Page and application data records:
- - -

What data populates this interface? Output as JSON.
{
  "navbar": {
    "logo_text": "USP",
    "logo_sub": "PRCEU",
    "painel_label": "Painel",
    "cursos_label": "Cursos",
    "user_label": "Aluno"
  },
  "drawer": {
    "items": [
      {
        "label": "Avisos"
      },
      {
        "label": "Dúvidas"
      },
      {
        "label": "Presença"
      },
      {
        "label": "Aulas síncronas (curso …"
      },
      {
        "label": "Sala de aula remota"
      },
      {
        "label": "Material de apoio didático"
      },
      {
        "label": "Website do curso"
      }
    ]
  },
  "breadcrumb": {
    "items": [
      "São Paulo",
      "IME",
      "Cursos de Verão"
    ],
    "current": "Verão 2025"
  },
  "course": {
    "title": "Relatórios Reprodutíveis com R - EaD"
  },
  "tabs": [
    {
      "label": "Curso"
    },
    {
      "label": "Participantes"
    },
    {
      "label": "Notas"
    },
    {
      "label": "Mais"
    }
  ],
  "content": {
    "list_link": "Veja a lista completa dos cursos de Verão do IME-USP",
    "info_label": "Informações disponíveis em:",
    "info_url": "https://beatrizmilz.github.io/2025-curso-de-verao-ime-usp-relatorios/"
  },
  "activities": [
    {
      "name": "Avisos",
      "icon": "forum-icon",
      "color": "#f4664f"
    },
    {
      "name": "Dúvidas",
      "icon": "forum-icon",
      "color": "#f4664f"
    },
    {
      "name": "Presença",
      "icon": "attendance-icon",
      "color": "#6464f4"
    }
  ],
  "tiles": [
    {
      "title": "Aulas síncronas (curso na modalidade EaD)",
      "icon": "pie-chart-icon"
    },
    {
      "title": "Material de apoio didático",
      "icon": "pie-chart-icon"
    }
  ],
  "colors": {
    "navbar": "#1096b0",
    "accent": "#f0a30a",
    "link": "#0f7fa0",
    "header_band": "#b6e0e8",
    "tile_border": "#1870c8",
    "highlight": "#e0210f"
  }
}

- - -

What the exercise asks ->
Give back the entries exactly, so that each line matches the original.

Response to the task ->
What data populates this interface? Output as JSON.
{
  "navbar": {
    "logo_text": "USP",
    "logo_sub": "PRCEU",
    "painel_label": "Painel",
    "cursos_label": "Cursos",
    "user_label": "Aluno"
  },
  "drawer": {
    "items": [
      {
        "label": "Avisos"
      },
      {
        "label": "Dúvidas"
      },
      {
        "label": "Presença"
      },
      {
        "label": "Aulas síncronas (curso …"
      },
      {
        "label": "Sala de aula remota"
      },
      {
        "label": "Material de apoio didático"
      },
      {
        "label": "Website do curso"
      }
    ]
  },
  "breadcrumb": {
    "items": [
      "São Paulo",
      "IME",
      "Cursos de Verão"
    ],
    "current": "Verão 2025"
  },
  "course": {
    "title": "Relatórios Reprodutíveis com R - EaD"
  },
  "tabs": [
    {
      "label": "Curso"
    },
    {
      "label": "Participantes"
    },
    {
      "label": "Notas"
    },
    {
      "label": "Mais"
    }
  ],
  "content": {
    "list_link": "Veja a lista completa dos cursos de Verão do IME-USP",
    "info_label": "Informações disponíveis em:",
    "info_url": "https://beatrizmilz.github.io/2025-curso-de-verao-ime-usp-relatorios/"
  },
  "activities": [
    {
      "name": "Avisos",
      "icon": "forum-icon",
      "color": "#f4664f"
    },
    {
      "name": "Dúvidas",
      "icon": "forum-icon",
      "color": "#f4664f"
    },
    {
      "name": "Presença",
      "icon": "attendance-icon",
      "color": "#6464f4"
    }
  ],
  "tiles": [
    {
      "title": "Aulas síncronas (curso na modalidade EaD)",
      "icon": "pie-chart-icon"
    },
    {
      "title": "Material de apoio didático",
      "icon": "pie-chart-icon"
    }
  ],
  "colors": {
    "navbar": "#1096b0",
    "accent": "#f0a30a",
    "link": "#0f7fa0",
    "header_band": "#b6e0e8",
    "tile_border": "#1870c8",
    "highlight": "#e0210f"
  }
}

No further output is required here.